## GIVEN RECORDS
--------------------------------

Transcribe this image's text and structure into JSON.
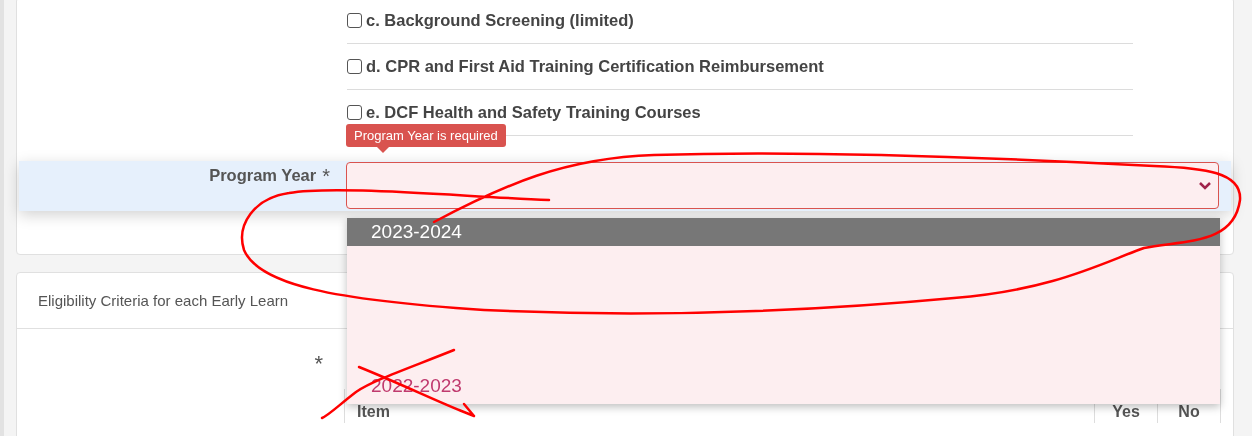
{
  "checklist": [
    {
      "label": "c. Background Screening (limited)",
      "checked": false
    },
    {
      "label": "d. CPR and First Aid Training Certification Reimbursement",
      "checked": false
    },
    {
      "label": "e. DCF Health and Safety Training Courses",
      "checked": false
    }
  ],
  "program_year": {
    "label": "Program Year",
    "required_mark": "*",
    "error_tooltip": "Program Year is required",
    "invalid": true,
    "dropdown": {
      "open": true,
      "options": [
        {
          "label": "2023-2024",
          "selected": true
        },
        {
          "label": "2022-2023",
          "selected": false
        }
      ]
    }
  },
  "eligibility": {
    "header": "Eligibility Criteria for each Early Learn",
    "required_mark": "*",
    "table": {
      "columns": [
        "Item",
        "Yes",
        "No"
      ]
    }
  }
}
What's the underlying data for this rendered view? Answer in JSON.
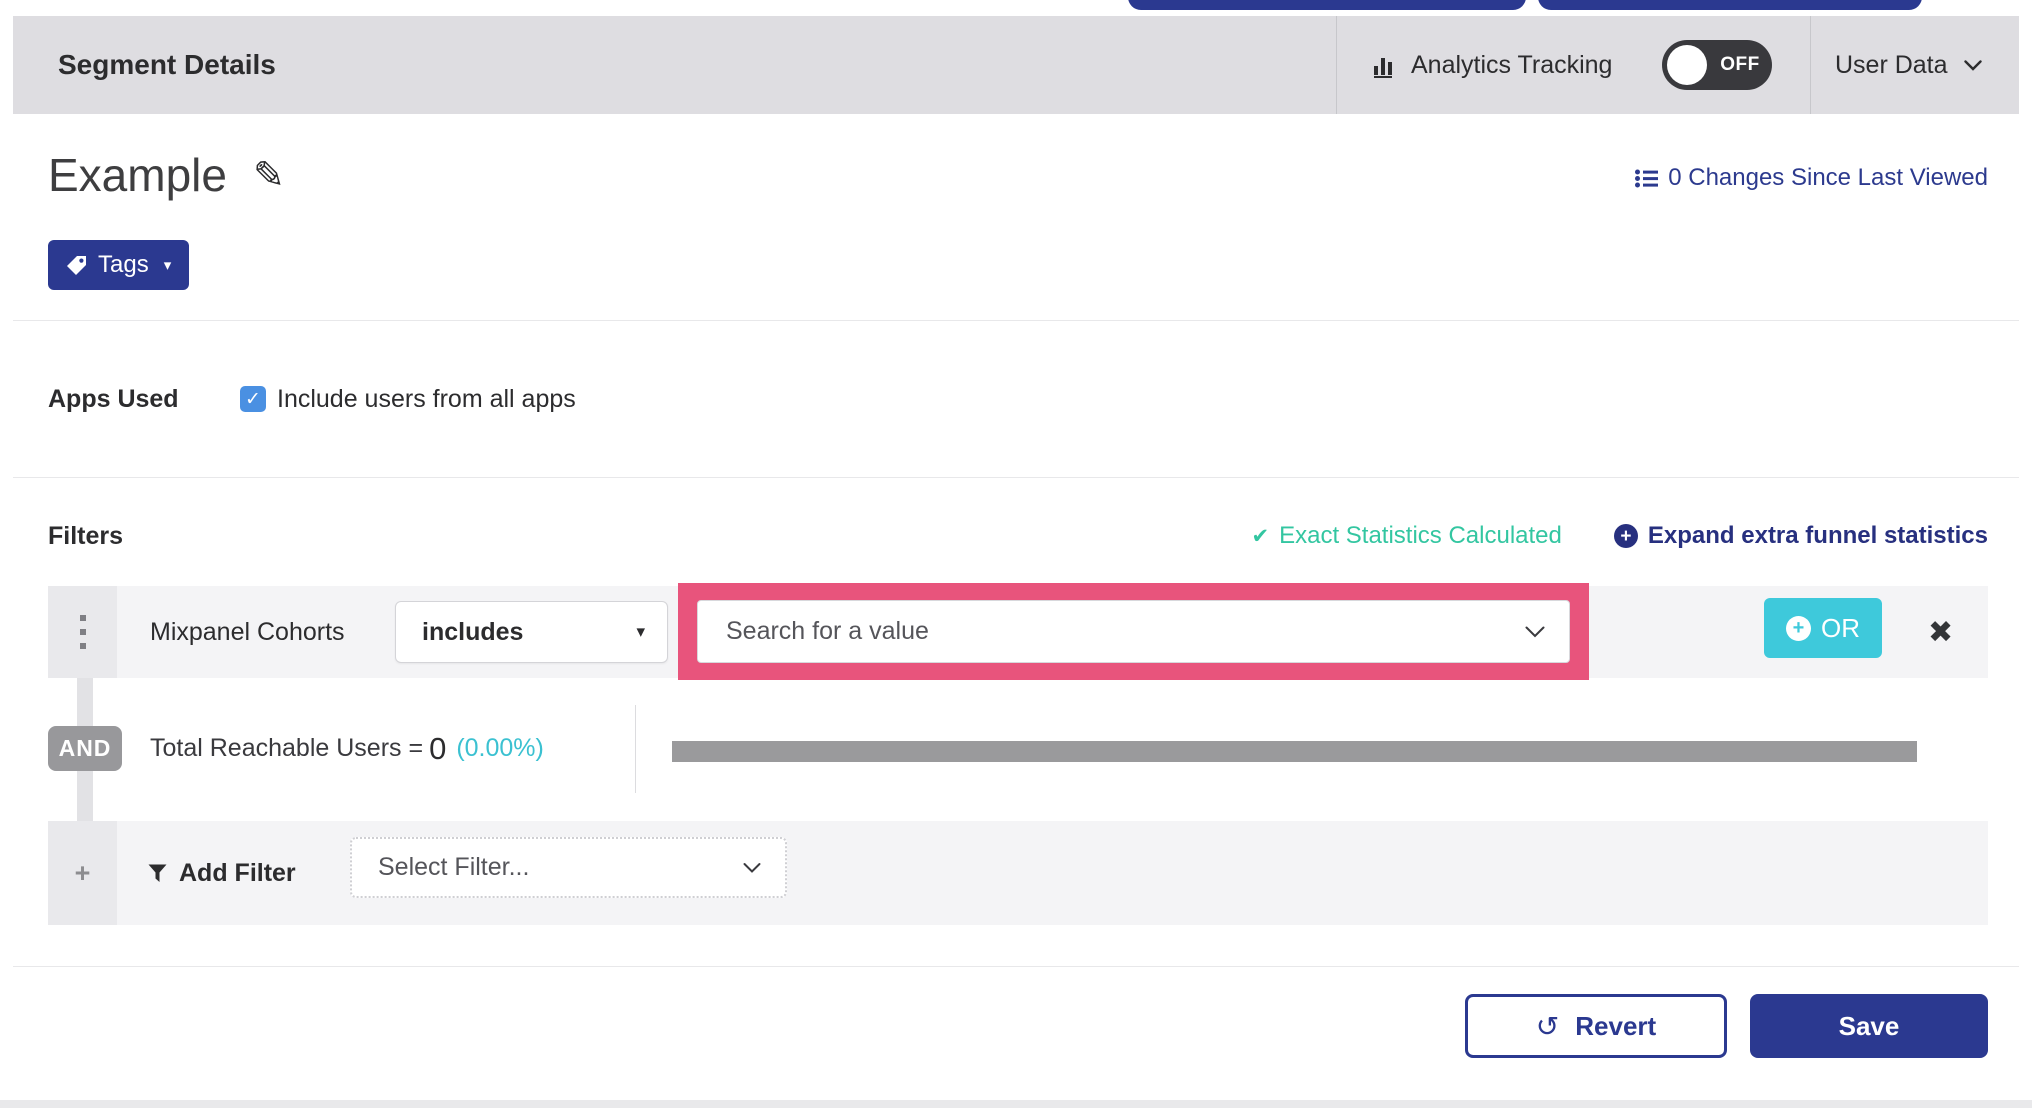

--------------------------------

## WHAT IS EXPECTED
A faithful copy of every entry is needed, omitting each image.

## REPLY TO THE EXERCISE
Transcribe this image's text and structure into JSON.
{
  "checklist": [
    {
      "label": "c. Background Screening (limited)",
      "checked": false
    },
    {
      "label": "d. CPR and First Aid Training Certification Reimbursement",
      "checked": false
    },
    {
      "label": "e. DCF Health and Safety Training Courses",
      "checked": false
    }
  ],
  "program_year": {
    "label": "Program Year",
    "required_mark": "*",
    "error_tooltip": "Program Year is required",
    "invalid": true,
    "dropdown": {
      "open": true,
      "options": [
        {
          "label": "2023-2024",
          "selected": true
        },
        {
          "label": "2022-2023",
          "selected": false
        }
      ]
    }
  },
  "eligibility": {
    "header": "Eligibility Criteria for each Early Learn",
    "required_mark": "*",
    "table": {
      "columns": [
        "Item",
        "Yes",
        "No"
      ]
    }
  }
}
What's the underlying data for this rendered view? Answer in JSON.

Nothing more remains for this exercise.